Brazil’s Central Bank has announced plans for two successive 0.5 percentage point reductions in the base interest rate at the outset of next year, as revealed by authorities on Thursday.
During the presentation of the Quarterly Inflation Report, Central Bank President Roberto Campos Neto emphasized that the upcoming Monetary Policy Committee meetings are strategically aimed at executing policy adjustments with minimal associated costs.
The current rate, after a series of four consecutive cuts, stands at an annual rate of 11.75 per cent. By March 2024, the intended rate is anticipated to decrease to 10.75 per cent.

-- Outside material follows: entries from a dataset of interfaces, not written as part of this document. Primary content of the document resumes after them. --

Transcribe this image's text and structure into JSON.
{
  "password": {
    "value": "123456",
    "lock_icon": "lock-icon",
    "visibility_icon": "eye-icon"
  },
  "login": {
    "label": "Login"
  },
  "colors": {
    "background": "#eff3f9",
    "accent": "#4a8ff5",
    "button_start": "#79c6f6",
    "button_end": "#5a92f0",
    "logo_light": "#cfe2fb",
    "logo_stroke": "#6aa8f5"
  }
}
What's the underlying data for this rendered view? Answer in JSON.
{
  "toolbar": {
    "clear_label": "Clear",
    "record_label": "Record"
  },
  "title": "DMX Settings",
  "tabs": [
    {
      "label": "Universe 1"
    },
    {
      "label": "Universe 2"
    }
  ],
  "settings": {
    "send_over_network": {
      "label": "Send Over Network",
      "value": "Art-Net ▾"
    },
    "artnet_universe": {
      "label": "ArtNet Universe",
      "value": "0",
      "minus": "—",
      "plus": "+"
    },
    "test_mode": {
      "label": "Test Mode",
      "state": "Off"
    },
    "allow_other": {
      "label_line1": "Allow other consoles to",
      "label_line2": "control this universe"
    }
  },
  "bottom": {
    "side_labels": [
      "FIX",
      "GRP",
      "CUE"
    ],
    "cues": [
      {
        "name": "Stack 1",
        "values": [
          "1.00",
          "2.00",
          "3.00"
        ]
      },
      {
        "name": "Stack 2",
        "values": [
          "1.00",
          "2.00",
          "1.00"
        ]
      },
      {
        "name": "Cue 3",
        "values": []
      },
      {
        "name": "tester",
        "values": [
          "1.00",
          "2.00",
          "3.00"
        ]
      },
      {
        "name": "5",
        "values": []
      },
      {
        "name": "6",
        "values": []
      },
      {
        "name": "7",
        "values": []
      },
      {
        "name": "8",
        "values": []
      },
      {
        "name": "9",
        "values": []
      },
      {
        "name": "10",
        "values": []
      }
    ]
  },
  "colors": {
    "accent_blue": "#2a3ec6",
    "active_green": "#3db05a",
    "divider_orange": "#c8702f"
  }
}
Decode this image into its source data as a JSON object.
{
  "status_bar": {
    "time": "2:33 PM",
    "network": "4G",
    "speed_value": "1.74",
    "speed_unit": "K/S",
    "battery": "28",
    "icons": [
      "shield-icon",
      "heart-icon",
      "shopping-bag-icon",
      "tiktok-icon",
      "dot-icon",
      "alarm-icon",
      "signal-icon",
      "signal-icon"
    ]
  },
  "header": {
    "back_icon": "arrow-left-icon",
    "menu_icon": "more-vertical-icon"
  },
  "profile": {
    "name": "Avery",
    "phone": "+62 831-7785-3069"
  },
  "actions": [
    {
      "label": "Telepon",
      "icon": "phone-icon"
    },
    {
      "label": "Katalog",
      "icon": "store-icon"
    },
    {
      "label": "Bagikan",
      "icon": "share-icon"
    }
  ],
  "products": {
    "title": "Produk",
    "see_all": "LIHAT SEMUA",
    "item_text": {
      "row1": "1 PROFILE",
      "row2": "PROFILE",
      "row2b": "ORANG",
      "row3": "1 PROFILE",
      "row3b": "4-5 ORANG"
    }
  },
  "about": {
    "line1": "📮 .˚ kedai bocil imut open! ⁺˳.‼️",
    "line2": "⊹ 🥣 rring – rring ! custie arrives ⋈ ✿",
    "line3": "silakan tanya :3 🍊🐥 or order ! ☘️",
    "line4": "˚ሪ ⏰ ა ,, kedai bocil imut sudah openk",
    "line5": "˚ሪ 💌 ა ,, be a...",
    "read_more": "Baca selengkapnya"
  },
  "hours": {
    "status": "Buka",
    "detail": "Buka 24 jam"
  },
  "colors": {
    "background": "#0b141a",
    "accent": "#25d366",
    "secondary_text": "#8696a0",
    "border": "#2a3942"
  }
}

There has been criticism from Brazilian President Luiz Inacio Lula da Silva directed at the central bank for the delay in reducing the base rate, which initially commenced in August.
Neto reiterated the correlation between the monetary policy of the bank, essential for achieving inflation targets, and the fiscal policy of the government. He emphasized that decision-making is not mechanistic but involves a thorough examination of influential factors guiding policy.
The central bank, in its quarterly report, adjusted its inflation forecast for the current year from 5 per cent to 4.6 per cent. The target rate remains at 3.25 per cent, with a tolerance margin of 1.5 percentage points.